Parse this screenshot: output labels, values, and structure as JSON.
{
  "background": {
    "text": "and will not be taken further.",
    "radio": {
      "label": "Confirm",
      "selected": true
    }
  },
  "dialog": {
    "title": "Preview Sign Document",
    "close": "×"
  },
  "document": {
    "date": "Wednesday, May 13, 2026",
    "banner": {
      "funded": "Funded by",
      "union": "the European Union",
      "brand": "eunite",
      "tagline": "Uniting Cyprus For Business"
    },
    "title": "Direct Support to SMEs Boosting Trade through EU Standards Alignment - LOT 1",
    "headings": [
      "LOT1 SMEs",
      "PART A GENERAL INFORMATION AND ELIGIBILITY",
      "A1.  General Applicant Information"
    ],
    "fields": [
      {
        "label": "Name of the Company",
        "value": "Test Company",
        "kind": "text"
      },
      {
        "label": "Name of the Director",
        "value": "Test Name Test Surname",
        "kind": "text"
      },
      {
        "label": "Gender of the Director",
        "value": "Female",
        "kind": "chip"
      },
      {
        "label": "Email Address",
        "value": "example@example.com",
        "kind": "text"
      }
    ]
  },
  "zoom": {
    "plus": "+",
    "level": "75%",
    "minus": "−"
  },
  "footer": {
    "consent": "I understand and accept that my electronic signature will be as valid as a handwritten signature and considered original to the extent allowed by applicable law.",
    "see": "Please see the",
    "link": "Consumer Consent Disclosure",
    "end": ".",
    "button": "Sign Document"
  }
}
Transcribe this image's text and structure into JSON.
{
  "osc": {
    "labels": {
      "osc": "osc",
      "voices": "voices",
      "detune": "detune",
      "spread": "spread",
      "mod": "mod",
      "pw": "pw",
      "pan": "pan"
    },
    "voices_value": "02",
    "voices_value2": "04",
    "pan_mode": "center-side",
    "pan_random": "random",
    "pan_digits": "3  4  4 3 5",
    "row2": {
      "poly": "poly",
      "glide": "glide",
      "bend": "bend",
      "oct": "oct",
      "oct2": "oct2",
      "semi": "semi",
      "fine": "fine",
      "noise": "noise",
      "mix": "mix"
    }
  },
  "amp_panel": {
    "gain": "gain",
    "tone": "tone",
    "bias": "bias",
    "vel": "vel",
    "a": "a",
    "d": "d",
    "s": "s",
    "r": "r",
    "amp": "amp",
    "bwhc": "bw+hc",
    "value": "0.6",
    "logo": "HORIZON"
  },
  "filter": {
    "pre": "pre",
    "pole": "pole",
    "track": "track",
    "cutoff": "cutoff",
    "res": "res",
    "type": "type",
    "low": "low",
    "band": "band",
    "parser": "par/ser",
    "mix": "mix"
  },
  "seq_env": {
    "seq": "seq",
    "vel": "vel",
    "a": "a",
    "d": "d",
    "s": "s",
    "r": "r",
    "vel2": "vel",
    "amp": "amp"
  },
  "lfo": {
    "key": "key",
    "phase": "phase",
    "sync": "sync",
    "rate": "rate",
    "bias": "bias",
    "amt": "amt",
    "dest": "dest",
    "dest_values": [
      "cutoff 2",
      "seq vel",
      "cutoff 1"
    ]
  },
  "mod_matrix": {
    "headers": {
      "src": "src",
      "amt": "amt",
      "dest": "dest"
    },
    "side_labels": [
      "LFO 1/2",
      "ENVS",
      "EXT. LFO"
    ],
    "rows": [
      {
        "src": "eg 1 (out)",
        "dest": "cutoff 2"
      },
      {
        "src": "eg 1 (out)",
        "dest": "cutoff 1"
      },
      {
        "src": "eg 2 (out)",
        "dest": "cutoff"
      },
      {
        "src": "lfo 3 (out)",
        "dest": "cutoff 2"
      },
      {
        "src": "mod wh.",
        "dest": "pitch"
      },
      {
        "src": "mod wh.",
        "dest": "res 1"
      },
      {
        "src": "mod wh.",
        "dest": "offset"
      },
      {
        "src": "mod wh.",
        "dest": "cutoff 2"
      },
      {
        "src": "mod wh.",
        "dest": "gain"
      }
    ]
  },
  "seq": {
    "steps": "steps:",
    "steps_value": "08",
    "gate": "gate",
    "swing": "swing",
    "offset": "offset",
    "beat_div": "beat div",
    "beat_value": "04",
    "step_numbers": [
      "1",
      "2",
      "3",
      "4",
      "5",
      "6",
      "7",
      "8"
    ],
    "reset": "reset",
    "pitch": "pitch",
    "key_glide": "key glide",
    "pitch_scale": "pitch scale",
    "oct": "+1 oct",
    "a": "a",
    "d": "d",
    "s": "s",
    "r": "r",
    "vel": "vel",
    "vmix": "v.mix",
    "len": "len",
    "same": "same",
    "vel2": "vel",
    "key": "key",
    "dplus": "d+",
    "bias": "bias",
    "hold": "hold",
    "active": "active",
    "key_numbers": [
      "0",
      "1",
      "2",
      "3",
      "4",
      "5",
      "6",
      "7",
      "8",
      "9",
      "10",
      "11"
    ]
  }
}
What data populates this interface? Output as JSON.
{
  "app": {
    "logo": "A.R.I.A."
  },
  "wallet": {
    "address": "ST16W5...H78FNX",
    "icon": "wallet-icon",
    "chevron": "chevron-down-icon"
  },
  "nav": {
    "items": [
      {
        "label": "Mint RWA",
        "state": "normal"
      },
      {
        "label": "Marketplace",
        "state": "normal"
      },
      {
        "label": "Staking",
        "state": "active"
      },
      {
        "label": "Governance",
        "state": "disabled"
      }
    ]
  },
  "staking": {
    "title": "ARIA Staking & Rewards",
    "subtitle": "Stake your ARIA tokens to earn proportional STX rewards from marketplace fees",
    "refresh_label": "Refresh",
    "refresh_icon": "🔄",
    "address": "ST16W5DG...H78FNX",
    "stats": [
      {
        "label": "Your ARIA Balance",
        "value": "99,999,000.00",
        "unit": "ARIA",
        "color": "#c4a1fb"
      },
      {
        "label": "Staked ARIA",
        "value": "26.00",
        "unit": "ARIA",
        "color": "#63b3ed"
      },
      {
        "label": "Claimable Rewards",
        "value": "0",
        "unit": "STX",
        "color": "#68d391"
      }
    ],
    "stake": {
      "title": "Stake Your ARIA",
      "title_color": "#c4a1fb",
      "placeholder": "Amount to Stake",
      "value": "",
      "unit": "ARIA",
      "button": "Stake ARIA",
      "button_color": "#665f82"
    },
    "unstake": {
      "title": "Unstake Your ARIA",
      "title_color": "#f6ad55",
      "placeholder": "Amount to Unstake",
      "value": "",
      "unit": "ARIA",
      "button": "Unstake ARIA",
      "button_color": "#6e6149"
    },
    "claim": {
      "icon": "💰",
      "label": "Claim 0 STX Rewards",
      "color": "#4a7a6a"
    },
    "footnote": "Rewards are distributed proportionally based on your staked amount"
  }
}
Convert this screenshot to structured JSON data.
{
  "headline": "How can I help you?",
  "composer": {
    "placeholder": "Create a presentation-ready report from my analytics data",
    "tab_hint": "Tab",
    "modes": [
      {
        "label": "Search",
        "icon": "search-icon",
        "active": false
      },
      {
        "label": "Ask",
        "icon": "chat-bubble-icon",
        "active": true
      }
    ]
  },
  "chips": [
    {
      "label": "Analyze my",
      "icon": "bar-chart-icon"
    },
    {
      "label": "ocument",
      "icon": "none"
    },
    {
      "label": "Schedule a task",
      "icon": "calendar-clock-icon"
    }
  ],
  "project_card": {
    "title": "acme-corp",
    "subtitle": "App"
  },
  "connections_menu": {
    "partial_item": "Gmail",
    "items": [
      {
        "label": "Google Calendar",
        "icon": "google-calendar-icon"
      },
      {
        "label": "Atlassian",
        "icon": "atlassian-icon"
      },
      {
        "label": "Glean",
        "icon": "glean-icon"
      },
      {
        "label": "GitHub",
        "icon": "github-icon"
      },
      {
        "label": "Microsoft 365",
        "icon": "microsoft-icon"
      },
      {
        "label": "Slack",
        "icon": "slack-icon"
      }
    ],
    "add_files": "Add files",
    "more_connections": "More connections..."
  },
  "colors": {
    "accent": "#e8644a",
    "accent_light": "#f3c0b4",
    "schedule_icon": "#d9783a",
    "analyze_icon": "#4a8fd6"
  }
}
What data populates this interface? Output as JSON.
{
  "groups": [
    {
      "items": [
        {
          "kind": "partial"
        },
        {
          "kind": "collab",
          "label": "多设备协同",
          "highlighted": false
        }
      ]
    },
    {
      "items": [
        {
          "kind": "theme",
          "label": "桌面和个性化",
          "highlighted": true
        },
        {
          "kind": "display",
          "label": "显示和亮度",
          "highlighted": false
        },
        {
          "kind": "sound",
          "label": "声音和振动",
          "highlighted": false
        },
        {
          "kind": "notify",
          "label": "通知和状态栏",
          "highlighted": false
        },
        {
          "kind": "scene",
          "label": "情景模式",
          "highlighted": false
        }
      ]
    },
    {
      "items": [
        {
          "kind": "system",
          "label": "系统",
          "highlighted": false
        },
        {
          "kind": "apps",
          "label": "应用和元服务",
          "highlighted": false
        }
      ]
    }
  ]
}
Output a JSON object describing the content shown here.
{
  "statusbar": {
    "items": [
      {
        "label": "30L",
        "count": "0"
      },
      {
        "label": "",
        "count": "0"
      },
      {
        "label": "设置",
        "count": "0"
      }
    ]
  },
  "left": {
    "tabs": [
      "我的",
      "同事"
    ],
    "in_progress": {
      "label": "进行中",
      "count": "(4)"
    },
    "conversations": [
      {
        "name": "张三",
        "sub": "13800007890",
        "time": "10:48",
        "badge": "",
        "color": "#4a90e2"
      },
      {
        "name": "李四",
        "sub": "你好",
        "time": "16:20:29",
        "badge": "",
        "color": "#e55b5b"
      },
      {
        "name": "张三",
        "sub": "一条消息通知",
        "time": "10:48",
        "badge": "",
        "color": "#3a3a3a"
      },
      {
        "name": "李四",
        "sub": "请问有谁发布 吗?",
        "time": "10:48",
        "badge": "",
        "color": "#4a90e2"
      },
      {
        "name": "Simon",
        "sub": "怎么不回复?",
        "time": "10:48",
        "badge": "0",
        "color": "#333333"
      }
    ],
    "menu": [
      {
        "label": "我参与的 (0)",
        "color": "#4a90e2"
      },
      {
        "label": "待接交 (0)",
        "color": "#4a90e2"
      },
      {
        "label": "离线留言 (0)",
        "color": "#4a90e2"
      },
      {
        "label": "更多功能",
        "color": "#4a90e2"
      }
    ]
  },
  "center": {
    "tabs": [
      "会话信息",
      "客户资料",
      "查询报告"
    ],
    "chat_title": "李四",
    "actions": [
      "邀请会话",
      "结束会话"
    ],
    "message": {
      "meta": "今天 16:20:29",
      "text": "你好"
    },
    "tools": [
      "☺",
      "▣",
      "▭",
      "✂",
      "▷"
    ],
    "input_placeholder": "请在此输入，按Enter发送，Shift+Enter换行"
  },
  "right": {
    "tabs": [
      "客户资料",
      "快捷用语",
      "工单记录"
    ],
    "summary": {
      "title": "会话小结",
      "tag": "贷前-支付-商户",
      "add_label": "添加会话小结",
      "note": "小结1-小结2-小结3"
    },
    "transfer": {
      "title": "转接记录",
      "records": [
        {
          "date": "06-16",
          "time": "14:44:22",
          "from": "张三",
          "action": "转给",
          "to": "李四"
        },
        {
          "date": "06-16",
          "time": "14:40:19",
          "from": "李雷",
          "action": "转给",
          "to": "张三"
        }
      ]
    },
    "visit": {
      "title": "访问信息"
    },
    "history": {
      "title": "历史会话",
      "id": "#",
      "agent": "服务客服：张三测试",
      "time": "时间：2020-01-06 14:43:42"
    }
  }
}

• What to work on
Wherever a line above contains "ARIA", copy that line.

• Written solution
    "title": "ARIA Staking & Rewards",
    "subtitle": "Stake your ARIA tokens to earn proportional STX rewards from marketplace fees",
        "label": "Your ARIA Balance",
        "unit": "ARIA",
        "label": "Staked ARIA",
        "unit": "ARIA",
      "title": "Stake Your ARIA",
      "unit": "ARIA",
      "button": "Stake ARIA",
      "title": "Unstake Your ARIA",
      "unit": "ARIA",
      "button": "Unstake ARIA",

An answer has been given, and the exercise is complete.